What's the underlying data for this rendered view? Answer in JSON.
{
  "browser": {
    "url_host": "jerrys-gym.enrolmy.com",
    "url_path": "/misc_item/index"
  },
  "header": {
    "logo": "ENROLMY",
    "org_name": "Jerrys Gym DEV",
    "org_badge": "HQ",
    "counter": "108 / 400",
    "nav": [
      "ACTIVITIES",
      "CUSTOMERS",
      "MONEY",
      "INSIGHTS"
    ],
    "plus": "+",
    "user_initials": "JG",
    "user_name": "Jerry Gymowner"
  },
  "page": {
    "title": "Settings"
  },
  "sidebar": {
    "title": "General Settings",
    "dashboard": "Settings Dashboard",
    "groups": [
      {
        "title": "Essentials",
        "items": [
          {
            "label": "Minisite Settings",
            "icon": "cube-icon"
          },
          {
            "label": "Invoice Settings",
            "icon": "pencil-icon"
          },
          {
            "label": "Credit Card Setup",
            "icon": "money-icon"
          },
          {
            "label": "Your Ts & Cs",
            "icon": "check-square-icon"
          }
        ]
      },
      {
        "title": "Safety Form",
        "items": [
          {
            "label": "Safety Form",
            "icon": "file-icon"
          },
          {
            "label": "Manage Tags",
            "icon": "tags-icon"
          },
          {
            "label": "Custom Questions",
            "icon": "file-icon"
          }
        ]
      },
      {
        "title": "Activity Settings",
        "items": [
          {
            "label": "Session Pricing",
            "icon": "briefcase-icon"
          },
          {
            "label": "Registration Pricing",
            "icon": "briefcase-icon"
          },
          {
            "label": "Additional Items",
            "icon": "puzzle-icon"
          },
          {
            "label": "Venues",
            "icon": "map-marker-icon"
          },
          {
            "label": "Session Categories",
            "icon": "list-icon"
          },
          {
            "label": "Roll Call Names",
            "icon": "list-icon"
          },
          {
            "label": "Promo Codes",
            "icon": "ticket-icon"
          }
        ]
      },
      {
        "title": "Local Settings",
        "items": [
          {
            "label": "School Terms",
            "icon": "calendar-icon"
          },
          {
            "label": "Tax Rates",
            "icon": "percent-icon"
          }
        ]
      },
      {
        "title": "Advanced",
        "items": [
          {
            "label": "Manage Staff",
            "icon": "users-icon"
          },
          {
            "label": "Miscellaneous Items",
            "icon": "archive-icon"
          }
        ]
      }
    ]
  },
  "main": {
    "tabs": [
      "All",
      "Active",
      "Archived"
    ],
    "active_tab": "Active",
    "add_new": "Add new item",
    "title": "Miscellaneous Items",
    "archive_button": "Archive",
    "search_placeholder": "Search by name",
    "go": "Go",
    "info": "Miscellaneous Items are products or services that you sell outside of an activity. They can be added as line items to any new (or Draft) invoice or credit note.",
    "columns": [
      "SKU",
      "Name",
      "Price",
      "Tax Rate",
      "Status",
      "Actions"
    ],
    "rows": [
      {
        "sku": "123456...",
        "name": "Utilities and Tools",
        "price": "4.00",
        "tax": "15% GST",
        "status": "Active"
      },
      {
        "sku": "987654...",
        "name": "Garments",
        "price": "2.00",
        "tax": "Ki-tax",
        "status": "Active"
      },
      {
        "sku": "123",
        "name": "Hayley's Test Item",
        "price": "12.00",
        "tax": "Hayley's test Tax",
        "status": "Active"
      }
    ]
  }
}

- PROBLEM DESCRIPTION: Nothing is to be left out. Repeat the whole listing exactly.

- SOLVED EXERCISE:
What's the underlying data for this rendered view? Answer in JSON.
{
  "browser": {
    "url_host": "jerrys-gym.enrolmy.com",
    "url_path": "/misc_item/index"
  },
  "header": {
    "logo": "ENROLMY",
    "org_name": "Jerrys Gym DEV",
    "org_badge": "HQ",
    "counter": "108 / 400",
    "nav": [
      "ACTIVITIES",
      "CUSTOMERS",
      "MONEY",
      "INSIGHTS"
    ],
    "plus": "+",
    "user_initials": "JG",
    "user_name": "Jerry Gymowner"
  },
  "page": {
    "title": "Settings"
  },
  "sidebar": {
    "title": "General Settings",
    "dashboard": "Settings Dashboard",
    "groups": [
      {
        "title": "Essentials",
        "items": [
          {
            "label": "Minisite Settings",
            "icon": "cube-icon"
          },
          {
            "label": "Invoice Settings",
            "icon": "pencil-icon"
          },
          {
            "label": "Credit Card Setup",
            "icon": "money-icon"
          },
          {
            "label": "Your Ts & Cs",
            "icon": "check-square-icon"
          }
        ]
      },
      {
        "title": "Safety Form",
        "items": [
          {
            "label": "Safety Form",
            "icon": "file-icon"
          },
          {
            "label": "Manage Tags",
            "icon": "tags-icon"
          },
          {
            "label": "Custom Questions",
            "icon": "file-icon"
          }
        ]
      },
      {
        "title": "Activity Settings",
        "items": [
          {
            "label": "Session Pricing",
            "icon": "briefcase-icon"
          },
          {
            "label": "Registration Pricing",
            "icon": "briefcase-icon"
          },
          {
            "label": "Additional Items",
            "icon": "puzzle-icon"
          },
          {
            "label": "Venues",
            "icon": "map-marker-icon"
          },
          {
            "label": "Session Categories",
            "icon": "list-icon"
          },
          {
            "label": "Roll Call Names",
            "icon": "list-icon"
          },
          {
            "label": "Promo Codes",
            "icon": "ticket-icon"
          }
        ]
      },
      {
        "title": "Local Settings",
        "items": [
          {
            "label": "School Terms",
            "icon": "calendar-icon"
          },
          {
            "label": "Tax Rates",
            "icon": "percent-icon"
          }
        ]
      },
      {
        "title": "Advanced",
        "items": [
          {
            "label": "Manage Staff",
            "icon": "users-icon"
          },
          {
            "label": "Miscellaneous Items",
            "icon": "archive-icon"
          }
        ]
      }
    ]
  },
  "main": {
    "tabs": [
      "All",
      "Active",
      "Archived"
    ],
    "active_tab": "Active",
    "add_new": "Add new item",
    "title": "Miscellaneous Items",
    "archive_button": "Archive",
    "search_placeholder": "Search by name",
    "go": "Go",
    "info": "Miscellaneous Items are products or services that you sell outside of an activity. They can be added as line items to any new (or Draft) invoice or credit note.",
    "columns": [
      "SKU",
      "Name",
      "Price",
      "Tax Rate",
      "Status",
      "Actions"
    ],
    "rows": [
      {
        "sku": "123456...",
        "name": "Utilities and Tools",
        "price": "4.00",
        "tax": "15% GST",
        "status": "Active"
      },
      {
        "sku": "987654...",
        "name": "Garments",
        "price": "2.00",
        "tax": "Ki-tax",
        "status": "Active"
      },
      {
        "sku": "123",
        "name": "Hayley's Test Item",
        "price": "12.00",
        "tax": "Hayley's test Tax",
        "status": "Active"
      }
    ]
  }
}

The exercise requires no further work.